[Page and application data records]
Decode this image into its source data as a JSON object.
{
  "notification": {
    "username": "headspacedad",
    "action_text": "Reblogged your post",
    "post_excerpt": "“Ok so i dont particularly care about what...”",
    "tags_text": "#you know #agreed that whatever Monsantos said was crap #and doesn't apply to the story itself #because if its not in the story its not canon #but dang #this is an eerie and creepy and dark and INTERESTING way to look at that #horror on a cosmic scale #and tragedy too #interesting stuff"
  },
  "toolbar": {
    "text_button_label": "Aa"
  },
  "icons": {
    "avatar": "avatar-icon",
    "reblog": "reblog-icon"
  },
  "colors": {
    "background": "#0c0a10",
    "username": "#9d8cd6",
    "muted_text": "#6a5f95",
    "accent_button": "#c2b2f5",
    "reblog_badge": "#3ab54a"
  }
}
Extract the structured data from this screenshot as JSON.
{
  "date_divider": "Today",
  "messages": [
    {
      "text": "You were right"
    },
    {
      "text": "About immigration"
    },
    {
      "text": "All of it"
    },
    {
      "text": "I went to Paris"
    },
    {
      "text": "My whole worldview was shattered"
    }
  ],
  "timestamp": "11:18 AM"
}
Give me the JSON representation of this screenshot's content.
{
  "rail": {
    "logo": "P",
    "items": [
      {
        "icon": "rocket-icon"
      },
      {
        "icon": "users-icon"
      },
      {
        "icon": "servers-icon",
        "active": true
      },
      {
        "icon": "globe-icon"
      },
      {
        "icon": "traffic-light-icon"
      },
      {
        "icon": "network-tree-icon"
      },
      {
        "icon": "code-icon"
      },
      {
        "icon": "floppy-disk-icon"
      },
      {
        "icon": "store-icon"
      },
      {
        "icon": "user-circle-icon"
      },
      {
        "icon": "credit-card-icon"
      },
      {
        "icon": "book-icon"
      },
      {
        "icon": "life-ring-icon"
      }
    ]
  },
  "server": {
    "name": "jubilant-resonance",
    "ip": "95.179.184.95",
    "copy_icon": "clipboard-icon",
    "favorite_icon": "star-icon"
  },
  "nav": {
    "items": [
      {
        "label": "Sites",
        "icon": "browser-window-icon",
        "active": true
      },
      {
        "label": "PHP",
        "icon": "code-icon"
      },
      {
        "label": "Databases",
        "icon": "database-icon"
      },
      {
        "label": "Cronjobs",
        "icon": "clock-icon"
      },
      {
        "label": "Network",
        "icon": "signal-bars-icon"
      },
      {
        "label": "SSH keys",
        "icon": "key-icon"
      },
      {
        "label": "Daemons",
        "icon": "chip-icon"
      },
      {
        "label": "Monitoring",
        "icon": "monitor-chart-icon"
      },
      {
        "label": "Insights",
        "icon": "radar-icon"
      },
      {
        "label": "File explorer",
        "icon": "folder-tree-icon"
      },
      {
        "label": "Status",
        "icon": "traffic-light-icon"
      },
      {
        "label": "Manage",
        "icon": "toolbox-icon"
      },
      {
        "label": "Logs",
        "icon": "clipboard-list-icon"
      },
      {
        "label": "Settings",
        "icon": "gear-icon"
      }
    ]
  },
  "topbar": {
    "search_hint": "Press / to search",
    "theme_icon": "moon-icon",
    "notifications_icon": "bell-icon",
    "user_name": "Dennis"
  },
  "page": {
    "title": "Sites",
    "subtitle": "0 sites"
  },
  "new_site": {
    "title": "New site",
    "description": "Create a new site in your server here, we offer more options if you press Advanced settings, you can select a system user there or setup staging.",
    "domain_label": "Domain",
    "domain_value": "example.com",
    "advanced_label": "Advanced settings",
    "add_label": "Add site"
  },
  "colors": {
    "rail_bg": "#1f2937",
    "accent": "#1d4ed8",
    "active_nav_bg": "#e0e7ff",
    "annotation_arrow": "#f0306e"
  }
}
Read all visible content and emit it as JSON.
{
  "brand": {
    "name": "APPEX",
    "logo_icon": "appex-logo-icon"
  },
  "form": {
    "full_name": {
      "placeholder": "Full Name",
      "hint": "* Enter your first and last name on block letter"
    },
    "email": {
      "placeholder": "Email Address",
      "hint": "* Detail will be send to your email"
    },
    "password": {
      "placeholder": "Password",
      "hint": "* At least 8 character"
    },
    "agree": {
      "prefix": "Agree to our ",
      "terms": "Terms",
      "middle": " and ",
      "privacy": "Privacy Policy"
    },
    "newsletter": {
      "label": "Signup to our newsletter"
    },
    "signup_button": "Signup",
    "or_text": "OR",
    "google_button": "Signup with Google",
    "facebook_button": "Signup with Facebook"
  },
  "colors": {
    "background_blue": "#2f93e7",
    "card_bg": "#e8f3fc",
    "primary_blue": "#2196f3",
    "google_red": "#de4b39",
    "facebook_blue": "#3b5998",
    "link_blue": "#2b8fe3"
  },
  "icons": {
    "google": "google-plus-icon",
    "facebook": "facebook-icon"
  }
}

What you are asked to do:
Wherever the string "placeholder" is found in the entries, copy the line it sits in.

Solved problem:
      "placeholder": "Full Name",
      "placeholder": "Email Address",
      "placeholder": "Password",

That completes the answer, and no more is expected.